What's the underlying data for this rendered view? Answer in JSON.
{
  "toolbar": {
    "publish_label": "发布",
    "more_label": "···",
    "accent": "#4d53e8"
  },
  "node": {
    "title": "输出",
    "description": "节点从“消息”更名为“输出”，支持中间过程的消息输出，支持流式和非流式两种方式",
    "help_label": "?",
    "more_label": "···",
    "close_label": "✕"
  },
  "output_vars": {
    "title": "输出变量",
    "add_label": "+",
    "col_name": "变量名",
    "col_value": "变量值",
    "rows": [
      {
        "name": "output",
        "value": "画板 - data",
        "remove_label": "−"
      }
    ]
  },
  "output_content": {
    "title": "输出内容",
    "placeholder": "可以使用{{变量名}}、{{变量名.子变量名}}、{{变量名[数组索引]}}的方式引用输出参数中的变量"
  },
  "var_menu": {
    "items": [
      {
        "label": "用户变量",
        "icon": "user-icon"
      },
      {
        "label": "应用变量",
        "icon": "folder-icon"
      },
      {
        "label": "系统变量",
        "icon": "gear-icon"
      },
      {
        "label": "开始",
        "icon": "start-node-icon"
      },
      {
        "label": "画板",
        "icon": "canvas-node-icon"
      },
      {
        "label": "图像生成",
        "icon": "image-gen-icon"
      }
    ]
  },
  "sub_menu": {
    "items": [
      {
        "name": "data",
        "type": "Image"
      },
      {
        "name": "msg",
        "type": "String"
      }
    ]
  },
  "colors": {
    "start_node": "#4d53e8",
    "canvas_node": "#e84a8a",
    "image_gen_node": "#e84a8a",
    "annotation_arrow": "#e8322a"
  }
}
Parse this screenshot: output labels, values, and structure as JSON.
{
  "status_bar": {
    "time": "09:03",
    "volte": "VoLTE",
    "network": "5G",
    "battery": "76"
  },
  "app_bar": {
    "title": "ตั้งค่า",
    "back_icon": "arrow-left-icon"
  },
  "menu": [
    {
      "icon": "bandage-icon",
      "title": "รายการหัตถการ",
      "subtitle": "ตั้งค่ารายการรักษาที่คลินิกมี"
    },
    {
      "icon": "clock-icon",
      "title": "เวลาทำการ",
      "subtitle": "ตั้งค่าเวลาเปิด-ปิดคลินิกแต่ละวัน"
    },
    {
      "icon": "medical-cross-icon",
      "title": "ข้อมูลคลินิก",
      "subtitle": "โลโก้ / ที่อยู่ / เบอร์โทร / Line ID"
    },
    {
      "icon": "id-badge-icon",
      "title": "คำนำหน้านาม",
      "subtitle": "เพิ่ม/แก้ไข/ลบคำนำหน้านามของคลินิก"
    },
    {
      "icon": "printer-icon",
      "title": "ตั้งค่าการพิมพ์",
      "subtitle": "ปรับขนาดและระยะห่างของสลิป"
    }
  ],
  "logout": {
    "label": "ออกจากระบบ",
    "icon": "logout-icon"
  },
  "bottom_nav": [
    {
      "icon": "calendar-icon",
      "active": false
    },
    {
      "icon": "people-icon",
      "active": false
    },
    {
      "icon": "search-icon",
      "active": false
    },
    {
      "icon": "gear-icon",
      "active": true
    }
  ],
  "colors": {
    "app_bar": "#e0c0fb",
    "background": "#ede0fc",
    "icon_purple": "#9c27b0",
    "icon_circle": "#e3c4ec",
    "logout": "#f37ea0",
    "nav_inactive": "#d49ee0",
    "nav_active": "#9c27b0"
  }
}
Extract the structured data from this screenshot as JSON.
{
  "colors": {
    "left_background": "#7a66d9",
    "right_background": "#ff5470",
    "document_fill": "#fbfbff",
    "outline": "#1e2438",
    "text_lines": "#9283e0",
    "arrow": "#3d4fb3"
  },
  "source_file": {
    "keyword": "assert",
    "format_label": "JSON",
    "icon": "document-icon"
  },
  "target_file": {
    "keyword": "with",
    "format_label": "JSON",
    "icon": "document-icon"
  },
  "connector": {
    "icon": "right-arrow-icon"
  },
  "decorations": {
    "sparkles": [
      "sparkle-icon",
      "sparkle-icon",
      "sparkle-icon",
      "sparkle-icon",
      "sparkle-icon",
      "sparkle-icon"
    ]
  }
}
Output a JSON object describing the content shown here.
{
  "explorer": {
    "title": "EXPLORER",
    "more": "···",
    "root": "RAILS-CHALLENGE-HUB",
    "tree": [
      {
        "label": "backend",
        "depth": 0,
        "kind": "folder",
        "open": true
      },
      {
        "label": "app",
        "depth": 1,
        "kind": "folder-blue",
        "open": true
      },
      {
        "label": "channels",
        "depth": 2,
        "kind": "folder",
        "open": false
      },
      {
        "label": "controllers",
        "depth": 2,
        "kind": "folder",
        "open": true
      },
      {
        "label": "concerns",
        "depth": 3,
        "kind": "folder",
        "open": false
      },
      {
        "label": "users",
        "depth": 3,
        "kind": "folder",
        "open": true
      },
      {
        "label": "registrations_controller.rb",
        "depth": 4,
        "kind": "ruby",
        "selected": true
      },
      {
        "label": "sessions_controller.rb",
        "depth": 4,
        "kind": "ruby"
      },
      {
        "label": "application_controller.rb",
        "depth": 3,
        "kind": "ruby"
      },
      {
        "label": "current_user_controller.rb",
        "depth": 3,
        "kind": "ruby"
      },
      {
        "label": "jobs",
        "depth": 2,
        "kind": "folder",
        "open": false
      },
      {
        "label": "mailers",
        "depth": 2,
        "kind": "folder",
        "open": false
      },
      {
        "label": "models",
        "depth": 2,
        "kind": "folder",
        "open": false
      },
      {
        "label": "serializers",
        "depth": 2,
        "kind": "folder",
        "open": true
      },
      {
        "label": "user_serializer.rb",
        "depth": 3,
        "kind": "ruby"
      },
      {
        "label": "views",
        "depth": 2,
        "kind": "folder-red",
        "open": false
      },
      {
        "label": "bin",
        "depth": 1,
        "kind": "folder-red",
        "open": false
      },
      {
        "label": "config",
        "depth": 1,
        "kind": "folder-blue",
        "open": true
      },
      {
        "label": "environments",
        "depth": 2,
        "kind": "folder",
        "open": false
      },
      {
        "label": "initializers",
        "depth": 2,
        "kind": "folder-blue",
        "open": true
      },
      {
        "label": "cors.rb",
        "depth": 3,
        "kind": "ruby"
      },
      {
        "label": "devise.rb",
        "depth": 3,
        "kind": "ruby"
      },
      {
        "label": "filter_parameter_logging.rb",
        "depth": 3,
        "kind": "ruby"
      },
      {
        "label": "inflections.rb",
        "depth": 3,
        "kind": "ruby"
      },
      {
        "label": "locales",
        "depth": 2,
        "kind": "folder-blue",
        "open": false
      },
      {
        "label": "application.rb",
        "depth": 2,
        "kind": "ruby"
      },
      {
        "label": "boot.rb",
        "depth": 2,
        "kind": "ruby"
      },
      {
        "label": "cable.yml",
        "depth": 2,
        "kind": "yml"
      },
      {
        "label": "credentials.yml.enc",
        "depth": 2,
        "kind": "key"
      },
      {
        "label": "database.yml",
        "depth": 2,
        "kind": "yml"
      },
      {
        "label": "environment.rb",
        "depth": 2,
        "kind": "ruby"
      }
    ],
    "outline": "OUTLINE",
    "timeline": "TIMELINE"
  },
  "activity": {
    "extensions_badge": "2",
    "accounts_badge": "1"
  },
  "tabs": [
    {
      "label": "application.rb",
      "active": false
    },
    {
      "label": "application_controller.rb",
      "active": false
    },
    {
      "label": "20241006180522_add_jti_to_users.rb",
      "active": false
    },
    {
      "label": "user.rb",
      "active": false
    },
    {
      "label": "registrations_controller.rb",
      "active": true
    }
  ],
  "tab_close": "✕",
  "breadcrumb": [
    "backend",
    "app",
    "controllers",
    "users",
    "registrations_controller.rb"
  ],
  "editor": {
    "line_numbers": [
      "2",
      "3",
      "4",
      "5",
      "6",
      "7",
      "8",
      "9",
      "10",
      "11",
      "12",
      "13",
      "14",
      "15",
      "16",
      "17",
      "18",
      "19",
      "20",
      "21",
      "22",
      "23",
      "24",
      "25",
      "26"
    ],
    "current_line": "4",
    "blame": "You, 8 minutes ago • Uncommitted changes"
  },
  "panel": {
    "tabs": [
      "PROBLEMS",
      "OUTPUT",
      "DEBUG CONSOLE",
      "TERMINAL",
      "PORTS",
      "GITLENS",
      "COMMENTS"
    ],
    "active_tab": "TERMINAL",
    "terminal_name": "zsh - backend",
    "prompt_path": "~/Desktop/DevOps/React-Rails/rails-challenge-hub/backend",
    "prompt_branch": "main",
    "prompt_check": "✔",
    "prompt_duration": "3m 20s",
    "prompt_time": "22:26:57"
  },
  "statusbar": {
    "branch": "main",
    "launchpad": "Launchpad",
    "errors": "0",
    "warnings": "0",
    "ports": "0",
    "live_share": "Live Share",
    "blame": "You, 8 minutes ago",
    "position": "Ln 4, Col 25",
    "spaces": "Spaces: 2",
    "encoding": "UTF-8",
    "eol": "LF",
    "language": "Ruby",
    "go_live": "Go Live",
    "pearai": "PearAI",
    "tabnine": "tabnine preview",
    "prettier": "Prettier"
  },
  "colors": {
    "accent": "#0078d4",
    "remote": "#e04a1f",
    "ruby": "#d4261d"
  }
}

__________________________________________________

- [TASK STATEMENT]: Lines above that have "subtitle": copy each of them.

- [ANSWER BOX]:
      "subtitle": "ตั้งค่ารายการรักษาที่คลินิกมี"
      "subtitle": "ตั้งค่าเวลาเปิด-ปิดคลินิกแต่ละวัน"
      "subtitle": "โลโก้ / ที่อยู่ / เบอร์โทร / Line ID"
      "subtitle": "เพิ่ม/แก้ไข/ลบคำนำหน้านามของคลินิก"
      "subtitle": "ปรับขนาดและระยะห่างของสลิป"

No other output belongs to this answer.